We drove out in the snowstorm. They'd turned the wood stove, and left out pieces of stale cheese and crackers for us -- more food than I'd bet that any of them had eaten all day. I was humbled by their generosity. We exchanged small talk and then followed them into the living room. There, he lay - exactly as I'd left him five months ago.

Right away, she launched into her familiar routine. Basketball trivia. Blinks/no blinks. Mouth opening. Tongue protruding. All of it completely random.

"Wiggle your left pinky."
She reached for his hand. The neurologist encouraged her not to prompt the effort. Nothing.

Then, it moved. The left pinky.
I silently gasped.

"Wiggle your left index finger."
It moved. It really moved.

My preceptor's eyes started to bulge.

Just as we started to get caught up in reversing course on our assessment, the air was filled with more random reflexes. My doubt returned. As we started to leave, the father asked his son to wave goodbye.


Seriously. He picked up his left hand, and waved it. That's not a reflex.

We said goodbye and returned to my preceptor's truck. We sat there for a few minutes in silence.

"I always wrote them off...." my preceptor began. "Yeah, yeah, he blinks on command... right...."
He shook his head.

I was comforted by how mutually shocked we all were. These two people have seen INSANELY much -- and yet, they were just as unnerved as I was. This changed everything.

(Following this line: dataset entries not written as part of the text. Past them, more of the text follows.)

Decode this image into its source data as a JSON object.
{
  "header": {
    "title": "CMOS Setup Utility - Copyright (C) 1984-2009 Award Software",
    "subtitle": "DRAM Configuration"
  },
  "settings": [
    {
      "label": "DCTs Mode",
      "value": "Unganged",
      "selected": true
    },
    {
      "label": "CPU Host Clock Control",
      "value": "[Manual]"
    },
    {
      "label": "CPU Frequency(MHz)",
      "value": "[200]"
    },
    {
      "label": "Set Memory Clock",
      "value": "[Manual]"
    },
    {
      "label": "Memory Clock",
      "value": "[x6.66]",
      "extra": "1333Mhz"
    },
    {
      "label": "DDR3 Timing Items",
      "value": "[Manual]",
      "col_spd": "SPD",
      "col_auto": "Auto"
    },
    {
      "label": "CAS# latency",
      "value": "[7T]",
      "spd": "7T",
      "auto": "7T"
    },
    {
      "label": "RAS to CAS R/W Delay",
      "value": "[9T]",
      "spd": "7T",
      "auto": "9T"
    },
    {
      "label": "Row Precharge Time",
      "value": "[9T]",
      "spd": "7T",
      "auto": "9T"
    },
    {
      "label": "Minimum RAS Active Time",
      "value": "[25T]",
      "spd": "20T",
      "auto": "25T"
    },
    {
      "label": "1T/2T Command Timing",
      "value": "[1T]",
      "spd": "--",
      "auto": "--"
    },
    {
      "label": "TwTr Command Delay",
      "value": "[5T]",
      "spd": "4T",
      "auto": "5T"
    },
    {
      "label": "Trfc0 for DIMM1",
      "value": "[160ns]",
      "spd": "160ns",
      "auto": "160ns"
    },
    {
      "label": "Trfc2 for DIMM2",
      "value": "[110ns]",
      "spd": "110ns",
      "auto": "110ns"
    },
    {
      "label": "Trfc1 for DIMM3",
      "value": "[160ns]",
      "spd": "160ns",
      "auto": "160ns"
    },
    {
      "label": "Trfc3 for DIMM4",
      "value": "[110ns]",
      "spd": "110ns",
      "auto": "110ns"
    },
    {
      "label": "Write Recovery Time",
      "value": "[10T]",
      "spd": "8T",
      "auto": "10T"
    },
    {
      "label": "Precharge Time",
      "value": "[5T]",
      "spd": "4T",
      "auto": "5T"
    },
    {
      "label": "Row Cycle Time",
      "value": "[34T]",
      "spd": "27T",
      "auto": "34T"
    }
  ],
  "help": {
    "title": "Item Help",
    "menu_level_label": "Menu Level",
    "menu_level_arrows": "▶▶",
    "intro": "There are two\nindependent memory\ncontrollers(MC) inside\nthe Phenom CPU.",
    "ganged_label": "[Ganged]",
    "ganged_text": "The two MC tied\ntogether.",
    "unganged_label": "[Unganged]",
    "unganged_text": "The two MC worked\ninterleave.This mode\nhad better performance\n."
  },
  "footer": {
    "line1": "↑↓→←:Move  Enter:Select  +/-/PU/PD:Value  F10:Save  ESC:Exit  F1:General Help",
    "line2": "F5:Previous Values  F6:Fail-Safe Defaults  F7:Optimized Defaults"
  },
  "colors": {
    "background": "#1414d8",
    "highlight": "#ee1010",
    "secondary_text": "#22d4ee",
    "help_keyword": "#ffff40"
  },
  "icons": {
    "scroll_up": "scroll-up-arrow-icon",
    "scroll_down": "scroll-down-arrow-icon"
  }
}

This man was aware, and may have been aware for quite some time.

This also means that he can feel pain. Everything now was different.

My thoughts rewound back to a few weeks ago at clinic. My preceptor had asked me to go in and take a history from a new patient, with a goal of learning her entire life story in 10 minutes and coming back out to present to him before we went in to see her together. As if that were not unrealistic enough, this woman was ALL over the place. Probable schizotypal personality disorder -- seeing crazy patterns where they did not exist (as though I should talk!): her hand hurting every time she ate ice cream (due to the fat clogging her veins); her eye vessels bulging on command; her toe hurting every time she used a computer; her dire need to have all sorts of serum tumor markers checked because of a TV show she saw. And she was also certain that she was developing Alzheimer's disease (at the age of 35) because she kept losing her keys. I tried to get as much information as I could about her concerns -- founded or not, the things that were important to her needed to be important to us. I tried to reassure her about cognitive overload compromising the dorsolateral cortex (working memory), recommended a great book I thought she'd find interesting. She seemed to like that, and got back to talking about the ice cream clogging her veins.

At some point, I gave up. I went out to present to my preceptor. I began with the disclaimer that my history was absolutely useless, and that I had been inept at reigning in her tangential rantings. I prepared him for what he was about to experience. We returned to the exam room.

Within a few minutes, the woman launched into opening arguments for her Alzheimer's diagnosis case.
"Do you ever lose consciousness?" my preceptor asked her.

Oh my gosh. He was asking about seizures (i.e., a legit medical problem). I hadn't asked about any pertinent positives or negatives to support (or fail to support) a legit medical problem. It hadn't OCCURRED to me to do that. In the context of a medical interview, it actually hadn't occurred to me to ask medical questions. I was mortified. It hadn't occurred to me that this woman actually had anything wrong with her. I'd already written her off in my mind as a complete hypochondriac, which is NOT mutually exclusive to actually having a legit medical problem.

Really? *I* did that? For all my talk of inhabiting a person's existence, inhabiting their underlying fears and doubts and anxieties, REALLY?


Afterwards, I confessed my lapse to my preceptor. He laughed.
"Yeah, that happens...."

I don't want it to happen. That's not good enough. It's not okay.

But having experiences like this at this point in my training is important. Important reminders not to get sloppy. Not to discount, dismiss.

After all, I've now seen a man in a persistent vegetative state wave goodbye.